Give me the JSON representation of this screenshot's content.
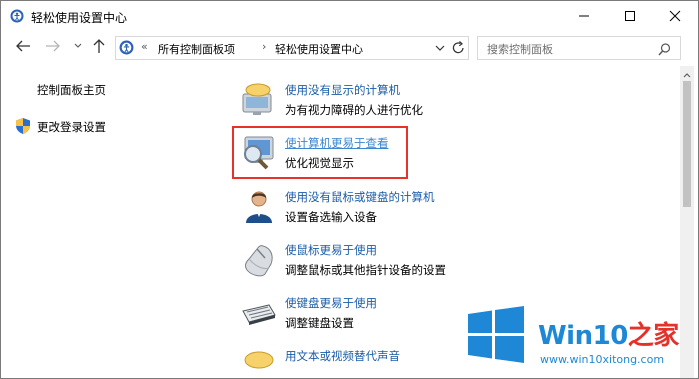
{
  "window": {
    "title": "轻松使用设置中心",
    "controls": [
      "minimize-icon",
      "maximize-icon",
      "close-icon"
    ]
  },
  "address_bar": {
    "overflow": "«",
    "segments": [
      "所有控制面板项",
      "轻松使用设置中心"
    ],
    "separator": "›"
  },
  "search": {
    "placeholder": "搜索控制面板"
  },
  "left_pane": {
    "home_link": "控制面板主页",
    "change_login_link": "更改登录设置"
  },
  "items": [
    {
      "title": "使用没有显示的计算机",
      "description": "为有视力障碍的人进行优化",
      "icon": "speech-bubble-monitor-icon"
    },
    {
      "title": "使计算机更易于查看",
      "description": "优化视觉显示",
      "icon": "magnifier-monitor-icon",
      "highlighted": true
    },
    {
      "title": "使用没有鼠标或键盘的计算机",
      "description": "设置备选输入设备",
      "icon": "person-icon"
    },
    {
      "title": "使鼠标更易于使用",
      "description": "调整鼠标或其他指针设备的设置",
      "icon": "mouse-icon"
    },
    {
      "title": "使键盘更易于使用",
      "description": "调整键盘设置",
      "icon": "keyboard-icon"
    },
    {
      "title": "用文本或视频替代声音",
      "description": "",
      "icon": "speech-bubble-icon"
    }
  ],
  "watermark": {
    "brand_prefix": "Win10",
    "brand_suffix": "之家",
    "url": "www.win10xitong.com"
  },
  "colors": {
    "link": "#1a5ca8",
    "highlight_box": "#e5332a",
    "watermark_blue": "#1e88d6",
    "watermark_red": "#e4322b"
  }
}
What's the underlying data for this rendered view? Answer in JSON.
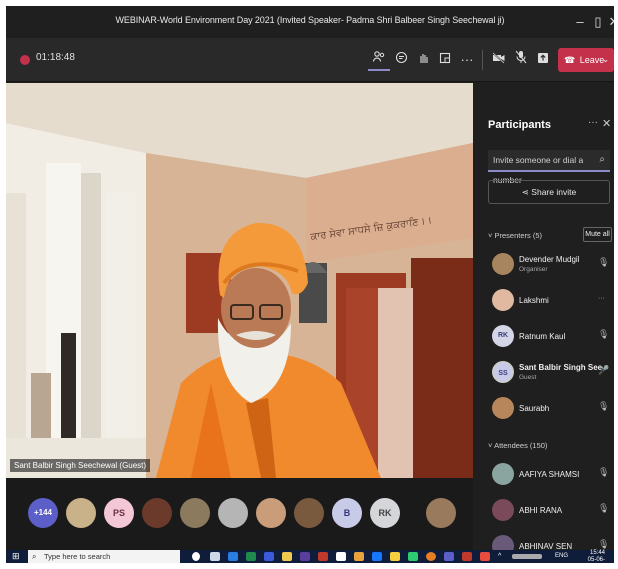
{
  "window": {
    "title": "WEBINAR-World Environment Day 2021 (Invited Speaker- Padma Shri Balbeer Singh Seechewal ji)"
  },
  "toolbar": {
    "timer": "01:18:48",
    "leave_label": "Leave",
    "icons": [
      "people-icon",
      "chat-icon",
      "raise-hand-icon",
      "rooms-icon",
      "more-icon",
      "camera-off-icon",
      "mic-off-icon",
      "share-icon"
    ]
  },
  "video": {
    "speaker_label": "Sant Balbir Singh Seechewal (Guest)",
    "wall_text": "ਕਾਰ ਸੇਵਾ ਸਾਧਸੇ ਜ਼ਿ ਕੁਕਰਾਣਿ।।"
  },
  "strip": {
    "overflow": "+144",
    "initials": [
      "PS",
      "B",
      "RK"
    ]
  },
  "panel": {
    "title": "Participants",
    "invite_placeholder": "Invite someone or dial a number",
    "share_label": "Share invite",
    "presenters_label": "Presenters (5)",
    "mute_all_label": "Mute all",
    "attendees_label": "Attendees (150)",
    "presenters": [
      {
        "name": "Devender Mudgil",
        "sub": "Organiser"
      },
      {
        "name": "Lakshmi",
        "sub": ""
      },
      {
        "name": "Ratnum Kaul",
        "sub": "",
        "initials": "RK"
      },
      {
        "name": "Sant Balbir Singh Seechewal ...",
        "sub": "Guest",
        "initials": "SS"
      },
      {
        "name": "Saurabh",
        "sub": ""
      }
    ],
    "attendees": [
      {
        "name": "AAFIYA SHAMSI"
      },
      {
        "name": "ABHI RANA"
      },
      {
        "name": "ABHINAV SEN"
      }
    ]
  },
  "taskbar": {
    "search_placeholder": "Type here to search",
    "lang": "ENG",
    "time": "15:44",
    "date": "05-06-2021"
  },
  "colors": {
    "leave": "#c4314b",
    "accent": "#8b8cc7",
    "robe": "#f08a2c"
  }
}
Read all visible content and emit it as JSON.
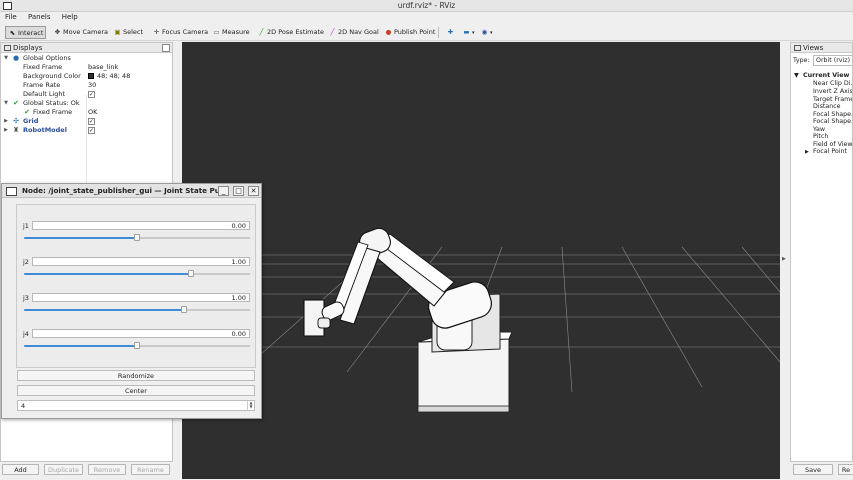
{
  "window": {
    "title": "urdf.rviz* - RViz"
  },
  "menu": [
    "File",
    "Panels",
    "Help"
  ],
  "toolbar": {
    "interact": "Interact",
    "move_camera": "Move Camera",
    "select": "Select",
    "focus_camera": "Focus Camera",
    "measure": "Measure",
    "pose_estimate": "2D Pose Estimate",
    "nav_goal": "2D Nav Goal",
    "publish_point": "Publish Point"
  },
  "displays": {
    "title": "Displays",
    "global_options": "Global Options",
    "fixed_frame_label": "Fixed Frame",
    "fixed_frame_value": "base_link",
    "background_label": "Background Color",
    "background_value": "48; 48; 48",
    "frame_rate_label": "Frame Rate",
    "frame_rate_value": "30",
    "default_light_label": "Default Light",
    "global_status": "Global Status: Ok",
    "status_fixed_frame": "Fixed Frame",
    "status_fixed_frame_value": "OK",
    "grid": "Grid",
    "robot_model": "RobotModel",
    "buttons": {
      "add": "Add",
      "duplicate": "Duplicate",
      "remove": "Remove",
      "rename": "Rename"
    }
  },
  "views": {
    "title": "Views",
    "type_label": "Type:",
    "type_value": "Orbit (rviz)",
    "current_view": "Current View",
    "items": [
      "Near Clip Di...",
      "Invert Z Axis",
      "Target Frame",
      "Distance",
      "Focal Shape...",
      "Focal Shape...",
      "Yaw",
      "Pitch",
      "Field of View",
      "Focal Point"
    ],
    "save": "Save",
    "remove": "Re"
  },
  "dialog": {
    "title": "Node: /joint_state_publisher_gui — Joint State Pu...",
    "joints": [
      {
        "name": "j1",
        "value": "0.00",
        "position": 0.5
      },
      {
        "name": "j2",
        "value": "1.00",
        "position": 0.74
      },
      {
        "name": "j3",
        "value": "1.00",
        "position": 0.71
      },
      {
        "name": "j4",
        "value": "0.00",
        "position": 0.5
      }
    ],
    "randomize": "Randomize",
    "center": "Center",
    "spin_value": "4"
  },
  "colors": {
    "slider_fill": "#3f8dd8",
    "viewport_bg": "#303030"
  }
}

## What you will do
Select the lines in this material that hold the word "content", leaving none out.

## Solved problem
Give me the JSON representation of this screenshot's content.
Read all visible content and emit it as JSON.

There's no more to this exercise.